    The First Hebrew Primer is a great place to start one's journey. I was introduced to Biblical Hebrew from the First Hebrew Primer by my Hebrew teacher in late 2006. As others have mentioned, the authors went out of their way to simplify the technical grammar to ease the learner's journey into the world of Biblical Hebrew. For those who have mined this textbook for all its worth, will find they are hungry for more. Though, growing beyond the First Hebrew Primer will require learning the standard grammatical terms. If you want more Biblical Hebrew, Logos is an amazing resource for it, and with grammars for almost any learning style.
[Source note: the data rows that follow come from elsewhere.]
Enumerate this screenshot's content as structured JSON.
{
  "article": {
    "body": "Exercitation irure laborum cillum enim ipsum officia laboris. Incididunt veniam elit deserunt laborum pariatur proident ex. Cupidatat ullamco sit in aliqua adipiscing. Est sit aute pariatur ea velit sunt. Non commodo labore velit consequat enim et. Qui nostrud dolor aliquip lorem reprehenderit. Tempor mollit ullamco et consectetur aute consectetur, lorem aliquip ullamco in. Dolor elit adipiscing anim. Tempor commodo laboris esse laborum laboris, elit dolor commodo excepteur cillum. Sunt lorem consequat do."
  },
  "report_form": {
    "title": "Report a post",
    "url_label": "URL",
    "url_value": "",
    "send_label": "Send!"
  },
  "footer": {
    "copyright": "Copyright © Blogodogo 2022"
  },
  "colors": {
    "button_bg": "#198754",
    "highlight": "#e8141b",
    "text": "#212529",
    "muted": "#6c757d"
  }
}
And, in addition to intermediate (2nd year) Hebrew, readings in Biblical Hebrew are waiting for you. Also, after finishing one grammar you can start another just to reinforce what you learned from a different perspective. After all, true learning is much like a child's curiosity melded with surprises, right? Recordings: At the end of each practice sentence there is an asterisk to click on. You will hear a recording of the sentence with the correct pronunciation. Though it is not of a native Israeli (Sabra). Answer Key: Logos sells it. "The First Hebrew Primer: Answer Book" I have both versions in the hard copy and in the Logos software program. The digital voice recordings are especially helpful for those unfamiliar with how to pronounce Hebrew. Though the emphasis on the syllable changes, the sound of the vowels remain mostly the same. Far easier than English for variability. The pronunciation, both textbook and recorded, is Sephardic, which is Modern Hebrew. I hope this encourages those who have been on the fence. It is a journey worth traveling. At the heart of learning Biblical Hebrew, Aramaic and Greek is not about learning grammar and vocabulary to read the Bible in the original languages, but to know the heart of the One who knows and loves us. Deuteronomy 6:4-9
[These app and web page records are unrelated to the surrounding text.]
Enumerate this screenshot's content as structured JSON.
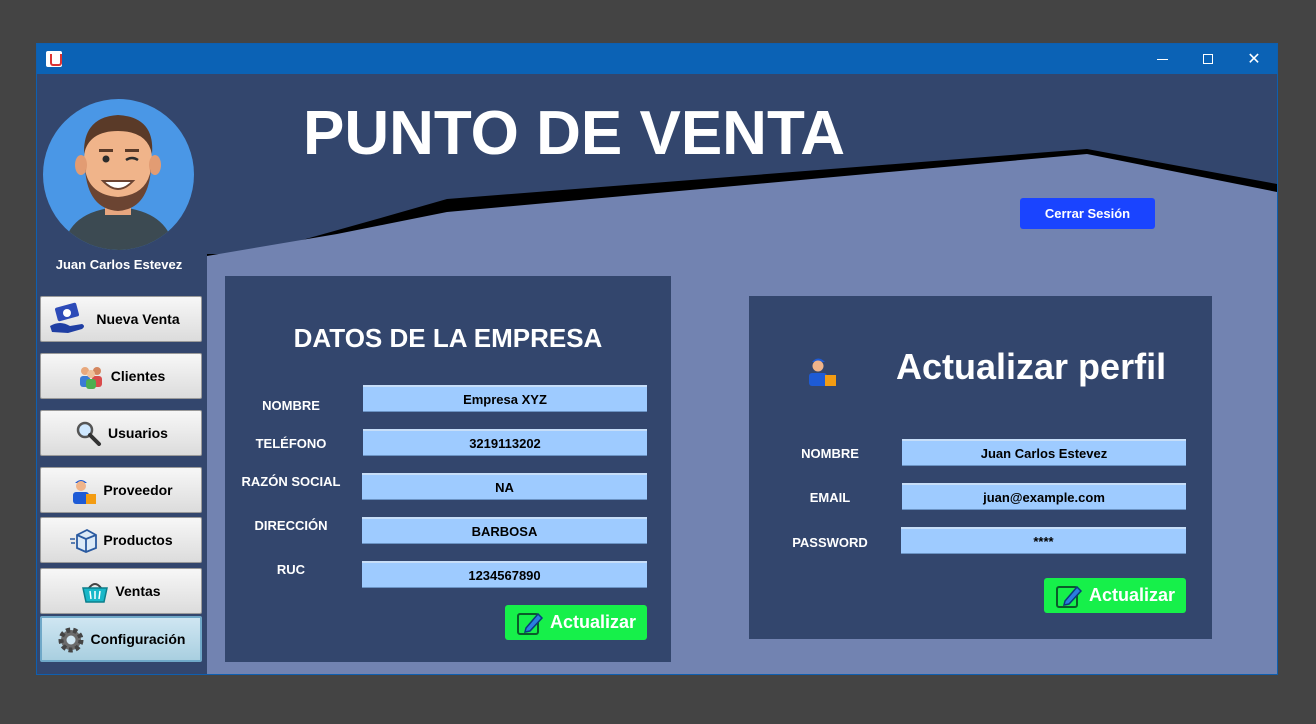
{
  "window": {
    "title": ""
  },
  "header": {
    "title": "PUNTO DE VENTA",
    "logout_label": "Cerrar Sesión"
  },
  "user": {
    "name": "Juan Carlos Estevez"
  },
  "sidebar": {
    "items": [
      {
        "label": "Nueva Venta",
        "icon": "money-hand-icon"
      },
      {
        "label": "Clientes",
        "icon": "customers-icon"
      },
      {
        "label": "Usuarios",
        "icon": "magnifier-icon"
      },
      {
        "label": "Proveedor",
        "icon": "delivery-person-icon"
      },
      {
        "label": "Productos",
        "icon": "box-icon"
      },
      {
        "label": "Ventas",
        "icon": "basket-icon"
      },
      {
        "label": "Configuración",
        "icon": "gear-icon"
      }
    ]
  },
  "company": {
    "title": "DATOS DE LA EMPRESA",
    "fields": [
      {
        "label": "NOMBRE",
        "value": "Empresa XYZ"
      },
      {
        "label": "TELÉFONO",
        "value": "3219113202"
      },
      {
        "label": "RAZÓN SOCIAL",
        "value": "NA"
      },
      {
        "label": "DIRECCIÓN",
        "value": "BARBOSA"
      },
      {
        "label": "RUC",
        "value": "1234567890"
      }
    ],
    "update_label": "Actualizar"
  },
  "profile": {
    "title": "Actualizar perfil",
    "fields": [
      {
        "label": "NOMBRE",
        "value": "Juan Carlos Estevez"
      },
      {
        "label": "EMAIL",
        "value": "juan@example.com"
      },
      {
        "label": "PASSWORD",
        "value": "****"
      }
    ],
    "update_label": "Actualizar"
  },
  "colors": {
    "background": "#33466d",
    "content_area": "#7283b1",
    "field": "#9ecbff",
    "update_button": "#16f04a",
    "logout_button": "#1a44ff",
    "titlebar": "#0b62b5"
  }
}
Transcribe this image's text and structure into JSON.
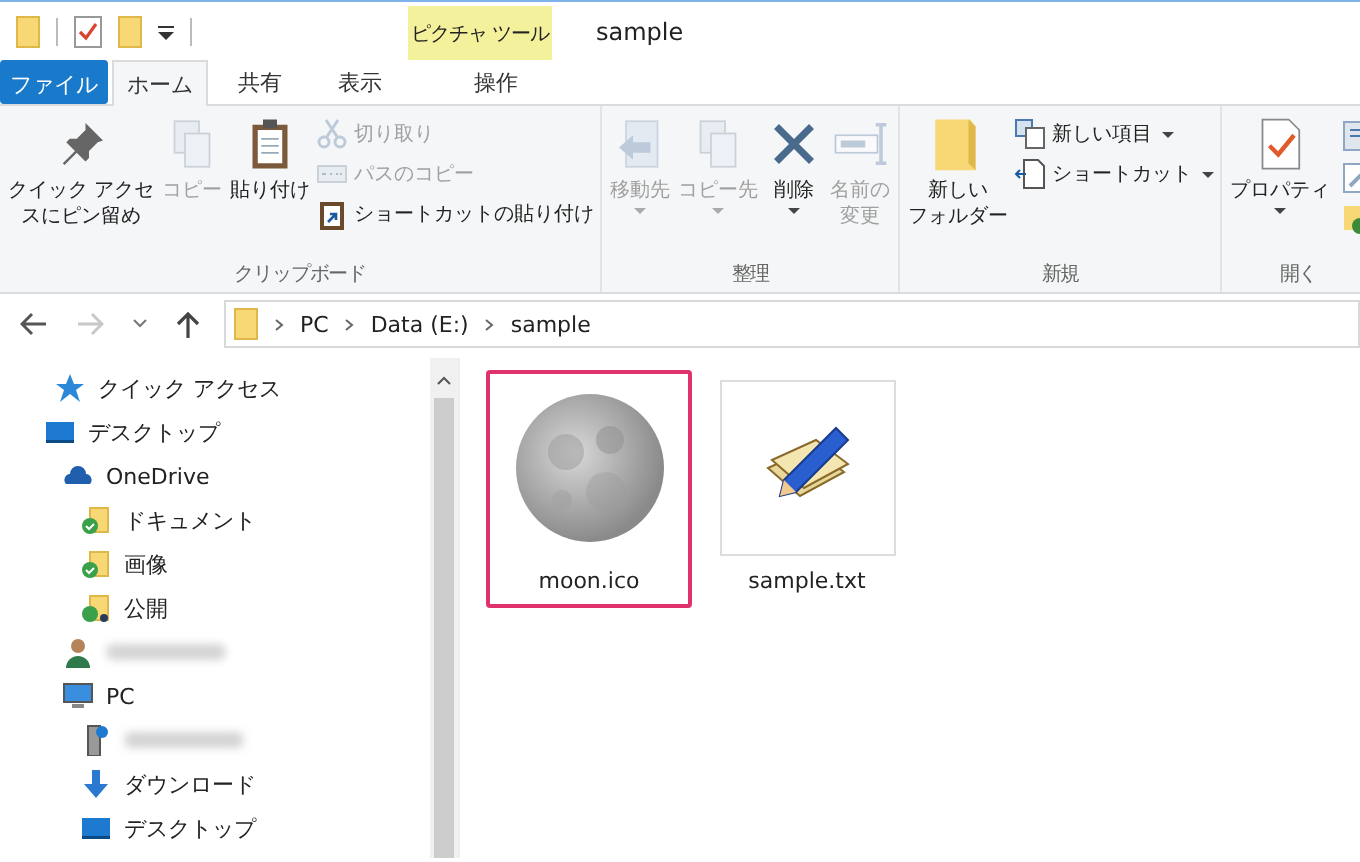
{
  "title_bar": {
    "contextual_tab": "ピクチャ ツール",
    "title": "sample"
  },
  "tabs": [
    {
      "label": "ファイル",
      "kind": "file",
      "selected": false
    },
    {
      "label": "ホーム",
      "kind": "normal",
      "selected": true
    },
    {
      "label": "共有",
      "kind": "normal",
      "selected": false
    },
    {
      "label": "表示",
      "kind": "normal",
      "selected": false
    },
    {
      "label": "操作",
      "kind": "contextual",
      "selected": false
    }
  ],
  "ribbon": {
    "groups": [
      {
        "label": "クリップボード",
        "items": [
          {
            "kind": "large",
            "lines": [
              "クイック アクセ",
              "スにピン留め"
            ],
            "disabled": false,
            "dropdown": false
          },
          {
            "kind": "large",
            "lines": [
              "コピー"
            ],
            "disabled": true,
            "dropdown": false
          },
          {
            "kind": "large",
            "lines": [
              "貼り付け"
            ],
            "disabled": false,
            "dropdown": false
          },
          {
            "kind": "small",
            "entries": [
              {
                "label": "切り取り",
                "disabled": true,
                "dropdown": false
              },
              {
                "label": "パスのコピー",
                "disabled": true,
                "dropdown": false
              },
              {
                "label": "ショートカットの貼り付け",
                "disabled": false,
                "dropdown": false
              }
            ]
          }
        ]
      },
      {
        "label": "整理",
        "items": [
          {
            "kind": "large",
            "lines": [
              "移動先"
            ],
            "disabled": true,
            "dropdown": true
          },
          {
            "kind": "large",
            "lines": [
              "コピー先"
            ],
            "disabled": true,
            "dropdown": true
          },
          {
            "kind": "large",
            "lines": [
              "削除"
            ],
            "disabled": false,
            "dropdown": true
          },
          {
            "kind": "large",
            "lines": [
              "名前の",
              "変更"
            ],
            "disabled": true,
            "dropdown": false
          }
        ]
      },
      {
        "label": "新規",
        "items": [
          {
            "kind": "large",
            "lines": [
              "新しい",
              "フォルダー"
            ],
            "disabled": false,
            "dropdown": false
          },
          {
            "kind": "small",
            "entries": [
              {
                "label": "新しい項目",
                "disabled": false,
                "dropdown": true
              },
              {
                "label": "ショートカット",
                "disabled": false,
                "dropdown": true
              }
            ]
          }
        ]
      },
      {
        "label": "開く",
        "items": [
          {
            "kind": "large",
            "lines": [
              "プロパティ"
            ],
            "disabled": false,
            "dropdown": true
          },
          {
            "kind": "iconcol"
          }
        ]
      }
    ]
  },
  "address": {
    "forward_disabled": true,
    "path": [
      "PC",
      "Data (E:)",
      "sample"
    ]
  },
  "nav_tree": [
    {
      "label": "クイック アクセス",
      "kind": "star"
    },
    {
      "label": "デスクトップ",
      "kind": "desktop",
      "children": [
        {
          "label": "OneDrive",
          "kind": "cloud",
          "children": [
            {
              "label": "ドキュメント",
              "kind": "synced-folder"
            },
            {
              "label": "画像",
              "kind": "synced-folder"
            },
            {
              "label": "公開",
              "kind": "shared-folder"
            }
          ]
        },
        {
          "kind": "user"
        },
        {
          "label": "PC",
          "kind": "pc",
          "children": [
            {
              "kind": "device"
            },
            {
              "label": "ダウンロード",
              "kind": "download"
            },
            {
              "label": "デスクトップ",
              "kind": "desktop"
            }
          ]
        }
      ]
    }
  ],
  "files": [
    {
      "name": "moon.ico",
      "selected": true
    },
    {
      "name": "sample.txt",
      "selected": false
    }
  ]
}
  3. Nathaniel McVay
    I'm nearly finished with the book, and I'm happy to see my progress through the last 8 months. The book doesn't use much technical jargon, like another review has stated, but it has been the perfect amount per chapter in my opinion. Other grammars often air on the side of giving too much information per chapter, making especially the self-taught student feel as if they are drowning in information. FHP has made learning the language accessible and, dare I say, easy. When I teach Hebrew this will be the grammar I use. Note: I do have Pratico and Van Pelt's Basics of Biblical Hebrew which I use for reference when I have a deeper question that FHP doesn't touch on. But those questions are not typically necessary for first-year Hebrew students.
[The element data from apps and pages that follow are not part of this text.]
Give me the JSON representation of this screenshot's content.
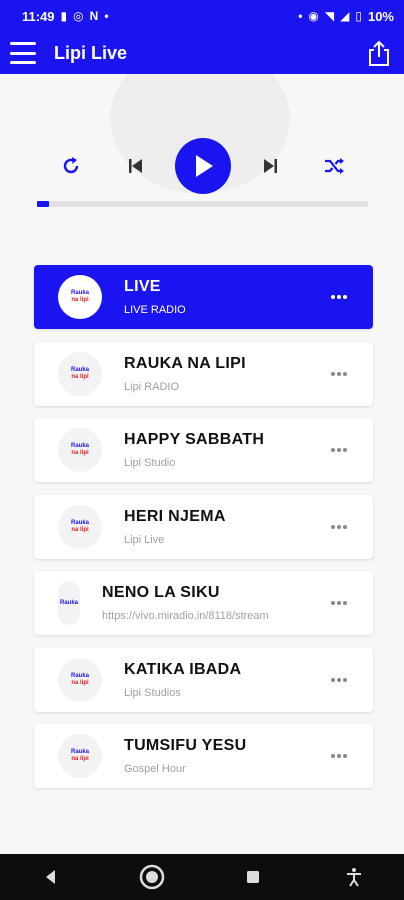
{
  "status_bar": {
    "time": "11:49",
    "battery": "10%",
    "left_icons": [
      "sim-icon",
      "whatsapp-icon",
      "notification-icon",
      "dot-icon"
    ],
    "right_icons": [
      "dot-icon",
      "hotspot-icon",
      "wifi-icon",
      "signal-icon",
      "signal-icon",
      "battery-icon"
    ]
  },
  "app_bar": {
    "title": "Lipi Live"
  },
  "player": {
    "progress": 0.035
  },
  "stations": [
    {
      "title": "LIVE",
      "subtitle": "LIVE RADIO",
      "active": true
    },
    {
      "title": "RAUKA NA LIPI",
      "subtitle": "Lipi RADIO",
      "active": false
    },
    {
      "title": "HAPPY SABBATH",
      "subtitle": "Lipi Studio",
      "active": false
    },
    {
      "title": "HERI NJEMA",
      "subtitle": "Lipi Live",
      "active": false
    },
    {
      "title": "NENO LA SIKU",
      "subtitle": "https://vivo.miradio.in/8118/stream",
      "active": false
    },
    {
      "title": "KATIKA IBADA",
      "subtitle": "Lipi Studios",
      "active": false
    },
    {
      "title": "TUMSIFU YESU",
      "subtitle": "Gospel Hour",
      "active": false
    }
  ],
  "logo_text": {
    "line1": "Rauka",
    "line2": "na lipi"
  },
  "colors": {
    "accent": "#1a14f0",
    "navbar": "#0d0d0d"
  }
}
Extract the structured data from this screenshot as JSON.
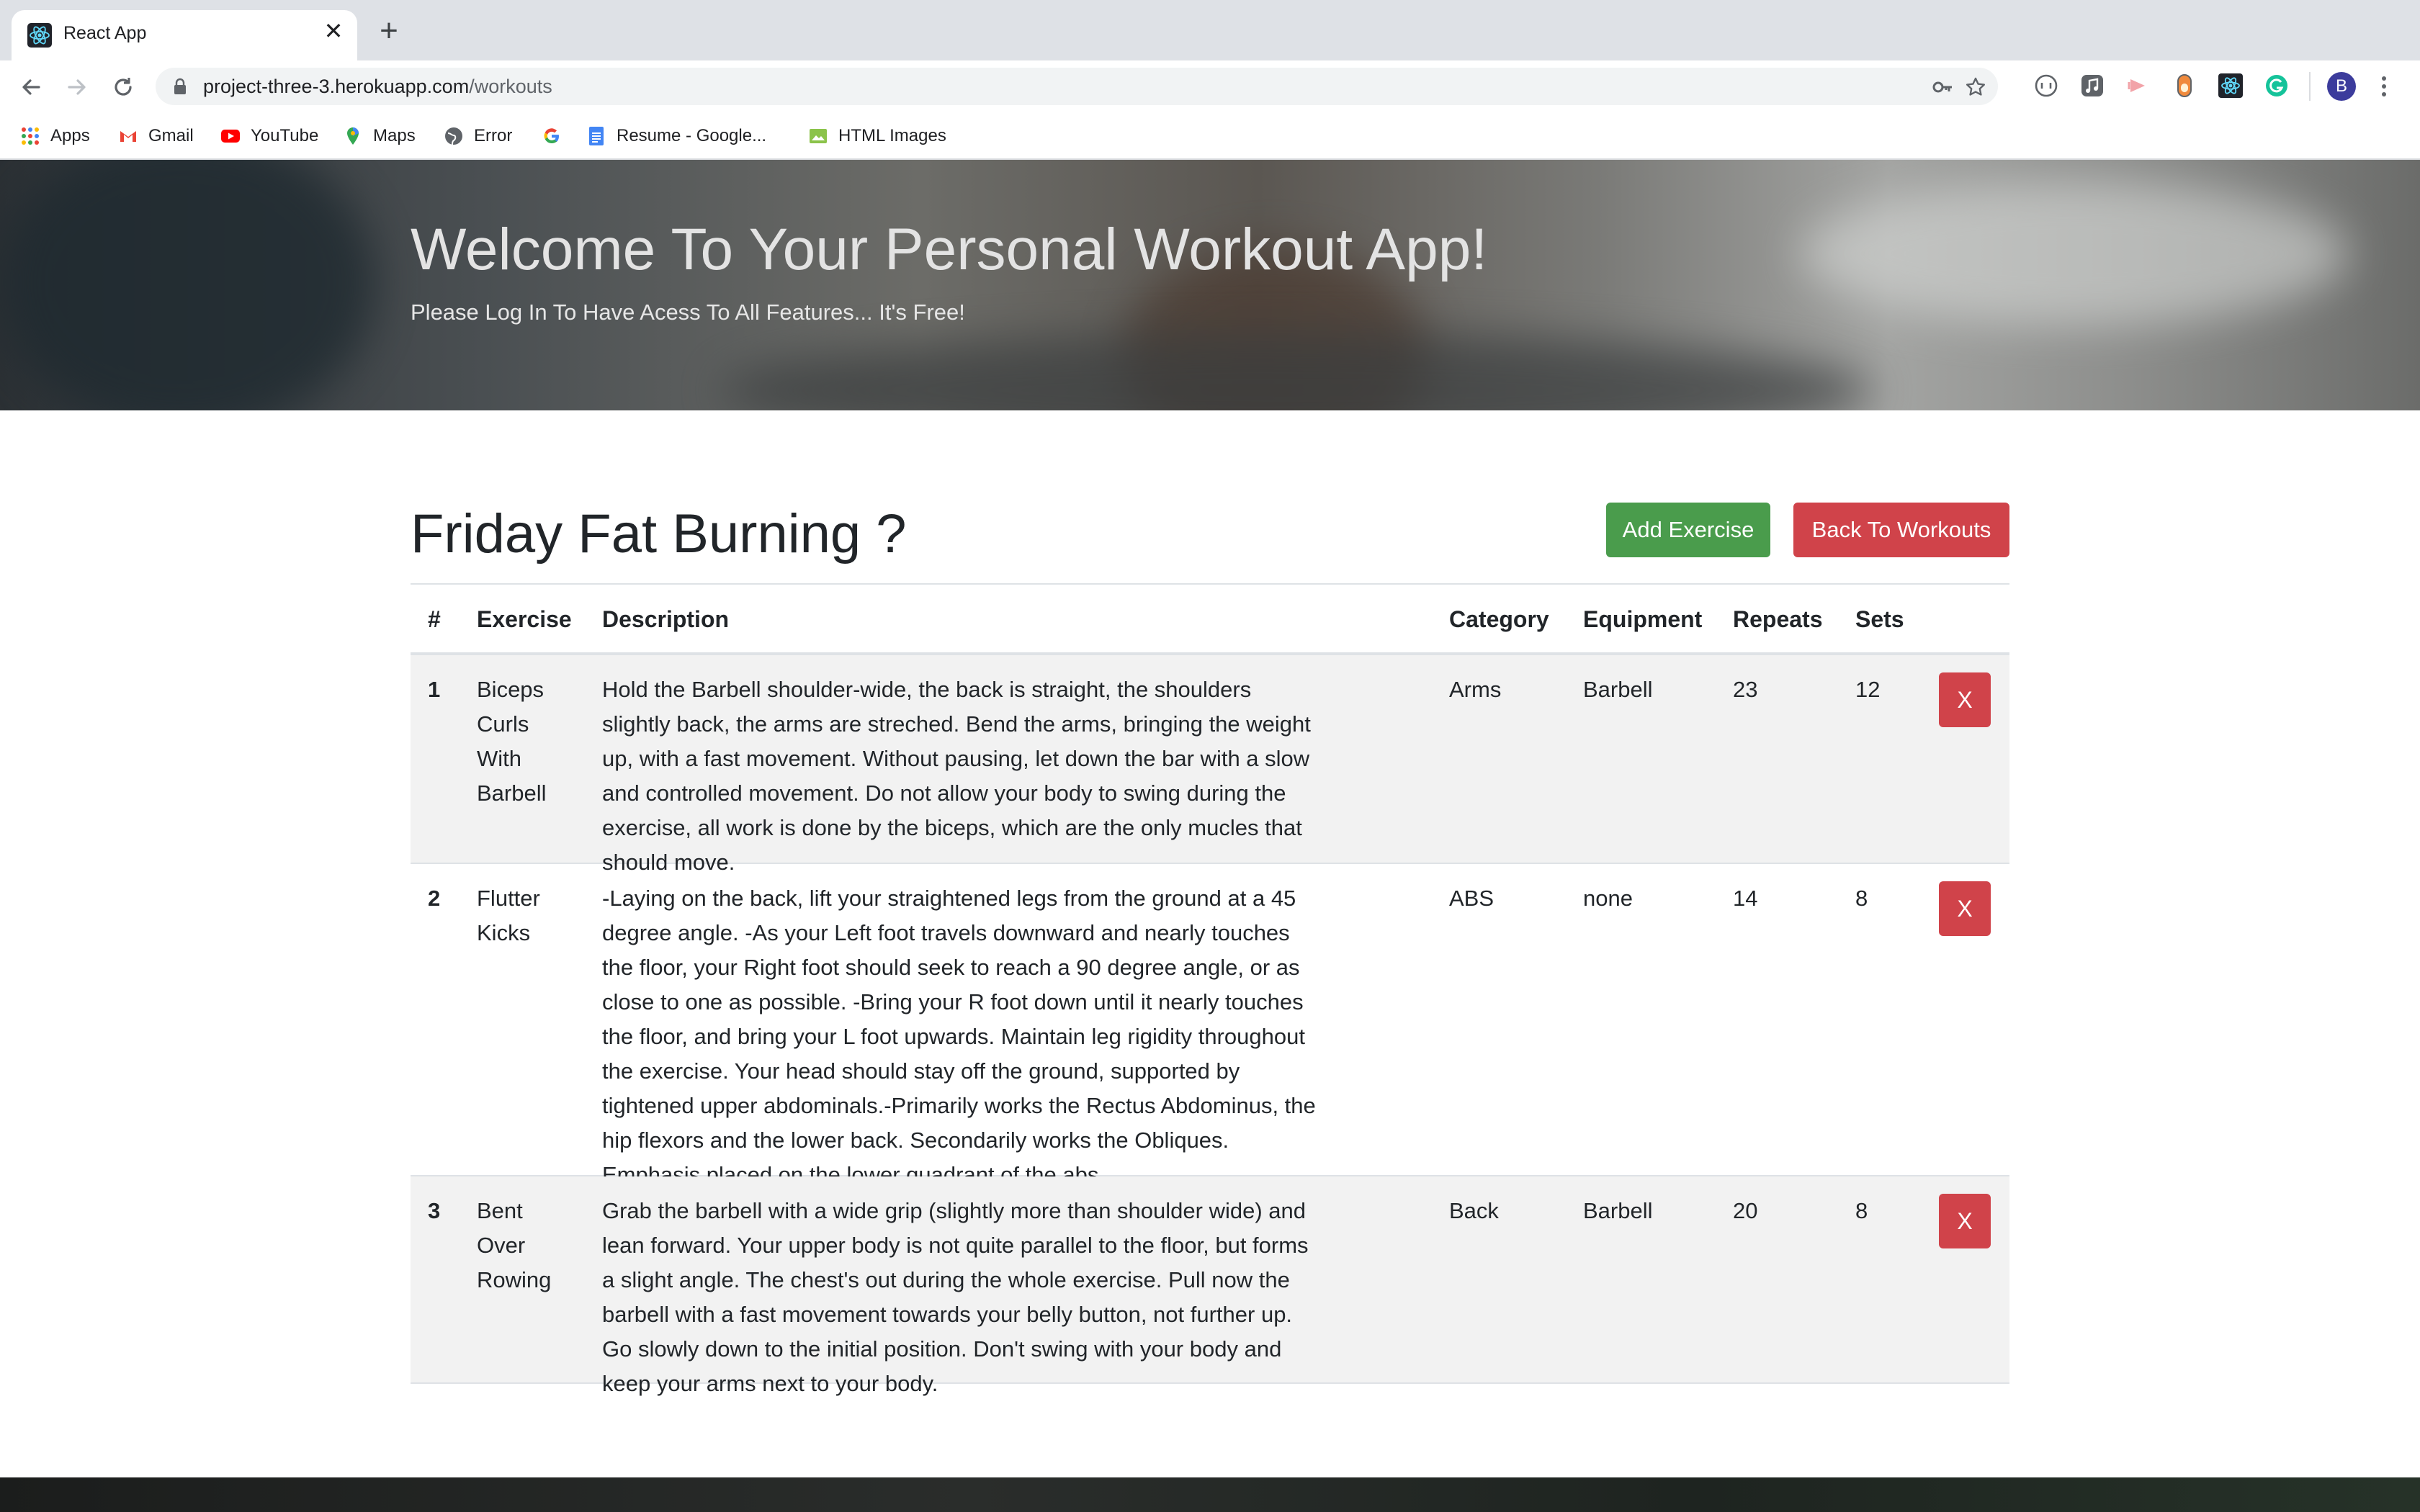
{
  "browser": {
    "tab_title": "React App",
    "tab_close": "✕",
    "new_tab": "+",
    "url_host": "project-three-3.herokuapp.com",
    "url_path": "/workouts",
    "avatar_letter": "B",
    "bookmarks": [
      {
        "label": "Apps",
        "icon": "apps-grid-icon"
      },
      {
        "label": "Gmail",
        "icon": "gmail-icon"
      },
      {
        "label": "YouTube",
        "icon": "youtube-icon"
      },
      {
        "label": "Maps",
        "icon": "maps-icon"
      },
      {
        "label": "Error",
        "icon": "globe-icon"
      },
      {
        "label": "",
        "icon": "google-icon"
      },
      {
        "label": "Resume - Google...",
        "icon": "docs-icon"
      },
      {
        "label": "HTML Images",
        "icon": "image-icon"
      }
    ]
  },
  "hero": {
    "title": "Welcome To Your Personal Workout App!",
    "subtitle": "Please Log In To Have Acess To All Features... It's Free!"
  },
  "workout": {
    "title": "Friday Fat Burning ?",
    "add_exercise_label": "Add Exercise",
    "back_label": "Back To Workouts"
  },
  "table": {
    "headers": [
      "#",
      "Exercise",
      "Description",
      "Category",
      "Equipment",
      "Repeats",
      "Sets"
    ],
    "delete_label": "X",
    "rows": [
      {
        "num": "1",
        "exercise": "Biceps Curls With Barbell",
        "description": "Hold the Barbell shoulder-wide, the back is straight, the shoulders slightly back, the arms are streched. Bend the arms, bringing the weight up, with a fast movement. Without pausing, let down the bar with a slow and controlled movement. Do not allow your body to swing during the exercise, all work is done by the biceps, which are the only mucles that should move.",
        "category": "Arms",
        "equipment": "Barbell",
        "repeats": "23",
        "sets": "12"
      },
      {
        "num": "2",
        "exercise": "Flutter Kicks",
        "description": "-Laying on the back, lift your straightened legs from the ground at a 45 degree angle. -As your Left foot travels downward and nearly touches the floor, your Right foot should seek to reach a 90 degree angle, or as close to one as possible. -Bring your R foot down until it nearly touches the floor, and bring your L foot upwards. Maintain leg rigidity throughout the exercise. Your head should stay off the ground, supported by tightened upper abdominals.-Primarily works the Rectus Abdominus, the hip flexors and the lower back. Secondarily works the Obliques. Emphasis placed on the lower quadrant of the abs.",
        "category": "ABS",
        "equipment": "none",
        "repeats": "14",
        "sets": "8"
      },
      {
        "num": "3",
        "exercise": "Bent Over Rowing",
        "description": "Grab the barbell with a wide grip (slightly more than shoulder wide) and lean forward. Your upper body is not quite parallel to the floor, but forms a slight angle. The chest's out during the whole exercise. Pull now the barbell with a fast movement towards your belly button, not further up. Go slowly down to the initial position. Don't swing with your body and keep your arms next to your body.",
        "category": "Back",
        "equipment": "Barbell",
        "repeats": "20",
        "sets": "8"
      }
    ]
  }
}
  4. Logosed



    The approach to the Hebrew language in this grammar is exciting and will encourage those who find traditional approaches to learning classical languages alienating. The following points should be noted: - Ancient Hebrew is pronounced here exactly as it is in Modern Hebrew. - Precise rules for the formation of words with the article, words with prepositions, and words with the conjunction 'and' are only given in endnotes and even here, the detail is lacking. The student is expected to learn mostly by observation and repetition. My view is that rules make the process easier. The same could be said for the formation of plural nouns. - Traditional grammatical terms are avoided. So for example one finds things like "Noun Pairs" rather than Hebrew Construct Chain. - The work has tons of exercises, not all of which are based on the biblical text. Since the work does not rely on grammatical rules, one is forced to work though a lot of exercises to learn the rules.
  5. Genghis



    I have this. It's good for getting the student going quickly with lots of positive reinforcement through tangible progress over a relatively short time. It's not very technical (i.e. full of jargon) so it's easier to comprehend. Having it in Logos makes using it a lot more easier as its relatively easy to set up the Glossaries as separate tabs for extra quick accessibility.


Digital list price: $34.95
Save $6.96 (19%)